Not merely a Clash song, I am at a juncture. Almost a year ago, I migrated off self-hosted Ghost for The Product Bistro to Substack. The main motivation for this was to free myself from the back-end maintenance, and hassles of running the platform.
Then Substack had to go and step in the Nazi cesspool. Look, I know that repulsive, repugnant people are out there, like cockroaches who come out of the cracks to infest every venue they can. And when Substack was much more like infrastructure, rather than a platform, I could look the other way.
On November 28, independent journalist Jonathan Katz published a bombshell of an article on The Atlantic, titled “Substack has a Nazi Problem” where he had highlighted that some of the worst of the far right, Christian Nationalists (aka white supremacists), and dyed-in-the-wool Nazi’s had made camp, and many of them had used the monetization capabilities of Substack to gain dozens to hundreds of paid subscribers.
It took more than three weeks for Substack’s founders to respond, and it is bad…
Chris, Jairaj, and I wanted to let you know that we’ve heard and have been listening to all the views being expressed about how Substack should think about the presence of fringe voices on the platform (and particularly, in this case, Nazi views). ... I just want to make it clear that we don’t like Nazis either—we wish no-one held those views. But some people do hold those and other extreme views. Given that, we don't think that censorship (including through demonetizing publications) makes the problem go away—in fact, it makes it worse.1
So, they don’t like Nazi’s, but they are perfectly happy to rake their 10% of the subscription fees into their coffers (because, they are Tech Bros’ and that is what they do).
That still wouldn’t be enough to cause me to bolt for the exits, except for one thing. I hung out at Twitter for a few months after it was purchased by Musk, and the permission structure he superimposed, coupled with the decimation of the content moderation team made it a shithole. The last time I logged in there about the time Twitter stopped letting me crosspost links from Substack, I looked around, and the amount of porn, and the prioritization of those who shelled out the $8 a month for the new “blue” service, it was clear that all the worst people were being promoted and spammed to the entire audience.
As part of this degradation of Twitter as a useful vector to get more people to read my writings, there has been a gradual increase in the addition of Social Media-like functionality. The ability to recommend other newsletters to your readers, the “Notes” feature that was a proto-Tweet feed, and the like means that people will often get some truly horrible things in their feed. This essentially moved Substack from “infrastructure” into “Platform” territory.
Yet it is clear as a bell that there is no appetite to institute any moderation at all, and just use the “marketplace” of ideas and free speech yada yada yada.

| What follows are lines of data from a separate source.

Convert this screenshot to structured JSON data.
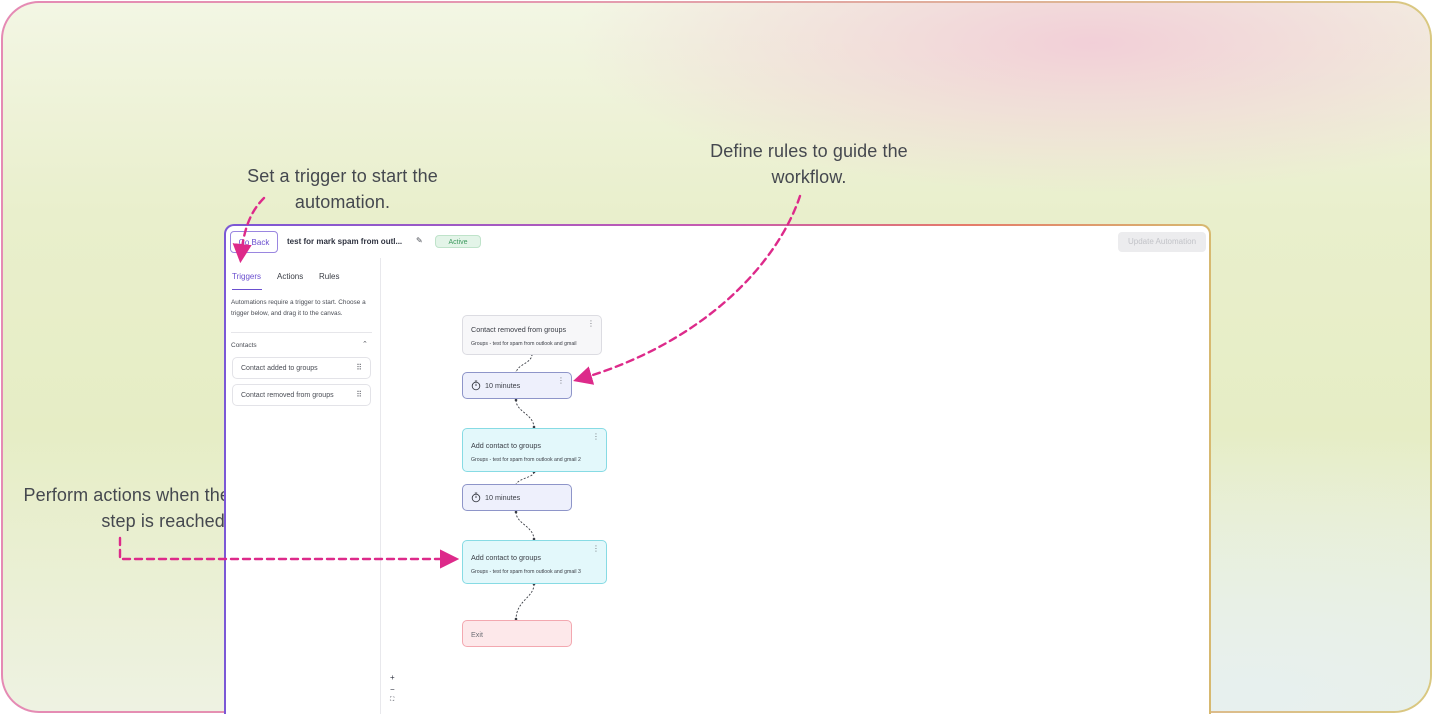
{
  "callouts": {
    "trigger": "Set a trigger to start the automation.",
    "rules": "Define rules to guide the workflow.",
    "actions": "Perform actions when the step is reached."
  },
  "header": {
    "go_back": "Go Back",
    "automation_title": "test for mark spam from outl...",
    "status": "Active",
    "update_button": "Update Automation"
  },
  "sidebar": {
    "tabs": [
      "Triggers",
      "Actions",
      "Rules"
    ],
    "intro": "Automations require a trigger to start. Choose a trigger below, and drag it to the canvas.",
    "section": "Contacts",
    "items": [
      "Contact added to groups",
      "Contact removed from groups"
    ]
  },
  "workflow": {
    "trigger": {
      "title": "Contact removed from groups",
      "detail": "Groups - test for spam from outlook and gmail"
    },
    "delay1": {
      "label": "10 minutes"
    },
    "action1": {
      "title": "Add contact to groups",
      "detail": "Groups - test for spam from outlook and gmail 2"
    },
    "delay2": {
      "label": "10 minutes"
    },
    "action2": {
      "title": "Add contact to groups",
      "detail": "Groups - test for spam from outlook and gmail 3"
    },
    "exit": {
      "label": "Exit"
    }
  },
  "zoom_controls": {
    "zoom_in": "+",
    "zoom_out": "−",
    "fit": "⛶"
  },
  "colors": {
    "accent": "#6a4fcf",
    "annotation": "#dd2a8a",
    "active": "#3d9a5e"
  }
}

And yes, I have had some copy-pasta comments on my other Substack posts from these far-right proto-Nazis. So many that I have now banned more people than I ever did in 13 years on Twitter. Yes, it is a real problem.
Now, here is where I am seeking some feedback. What does my audience of savvy Product people recommend?
- Should I just suck it up and stay? I mean, I don’t charge for this, so ultimately I am a free-rider, consuming resources of Substack, helping to drain their coffers by a little bit. There are pros to this (mainly the social shim (notes, recommendations really do help grow my audience), besides the coexisting with Nazis.
- Should I move? I could return to Ghost, and self-host and avoid the association with the worst of humanity. But that will take a lot of effort and I am already in my pajamas
- Should I just retire the site entirely? Since I grew it from my following in the glory days of Twitter, and that glory is fading.
I am leaning towards moving it. I have spun up a Ghost test site to re-acquaint myself, and I have to say that many of the niggling issues that drove me to move to Substack have been fixed, and it seems better in every way from Substack.
The CTA (Call to Action)
I want (need) to hear from my audience. You can do that via comments below, or you can just move that mouse pointer and click on the “Reply” button and let me know.
You have been on this journey with me over the last 7 years (and blogging about product management for the last 15 years since my first product post on wordpress dot com in 2009).
I anxiously await your feedback and thoughts.
Seriously, the founders are BAD at this. They really need to staff a good Comms team, and have a crisis PR firm on speed-dial, as well as muzzling Hamish Mackenzie. They really stepped in it and made it progressively worse. ↩